One technological breakthrough on the Morgan County bridge was the method of applying the asphalt wearing surface to the composite decking. This typically happens on-site after the bridge is installed. “We felt it was very important to get that out of the field and into an environment where everything was controlled,” says Lewit. “Our system comes with a technology – CoCure® combined with aggregate – that makes a super tough wear surface. The urethane component gives us a really strong adhesion to the deck.”
The completed bridge sections were placed on a flat-bed semi-trailer and transported to Morgan County. Because the sections were so lightweight, crews were able to install them in one day using a forklift. There was no need to rent a crane, which further reduced installation time and costs.
The bridge opened to traffic in the spring of 2021. McCay says that Miller is sold on the benefits of composite decking and hopes to use it again on other bridges that need repair. The Tennessee Department of Transportation (TDOT) has also expressed interest in the technology. “The use of fiber-reinforced polymer bridge deck units … has the potential to greatly enhance the performance, durability and service life of our low-volume rural bridge network across the state,” said Ted Kniazewycz, TDOT structures division director, in a statement.
The project partners are confident that the Morgan County bridge will serve as a model for other jurisdictions looking for cost-effective, long-term solutions for fixing their bridge infrastructure. While they hope the performance data they collect will convince state DOTs to try out the composite decking on larger bridges, they realize they have uncovered an urgent need in rural communities and found a solution that will work well for them. Lewit says he would like to see democratized or distributed manufacturing of the technology. That approach would allow local composite fabricators to build the decking components for bridges in their areas, bringing more jobs into those communities.

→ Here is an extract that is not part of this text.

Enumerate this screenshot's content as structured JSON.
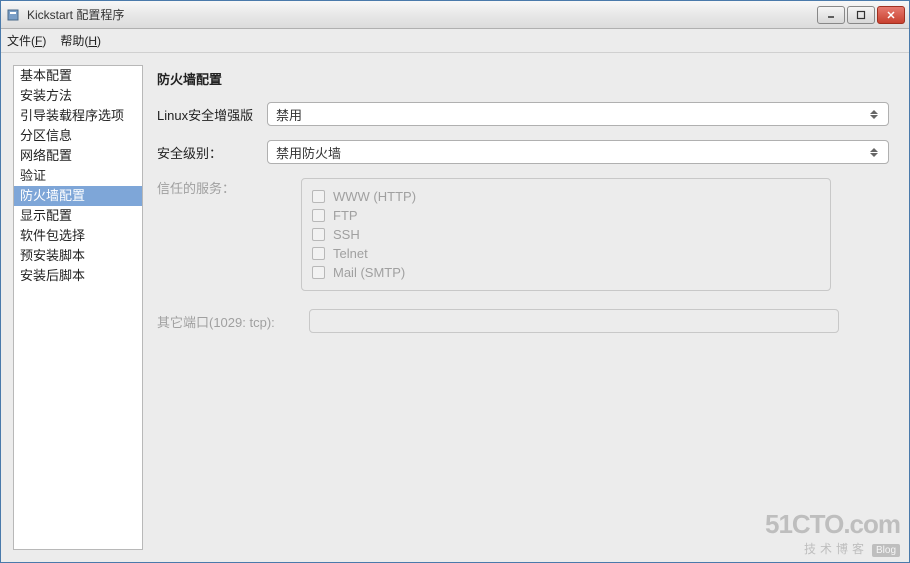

In the meantime, the bridge in Morgan County has already yielded many benefits. “It was a win/win/win project,” says McCay. “It was an opportunity to get a technology that could be a game-changer out in the marketplace, to do it in a community that has a need that gets fulfilled and to collaborate with other companies in the industry.”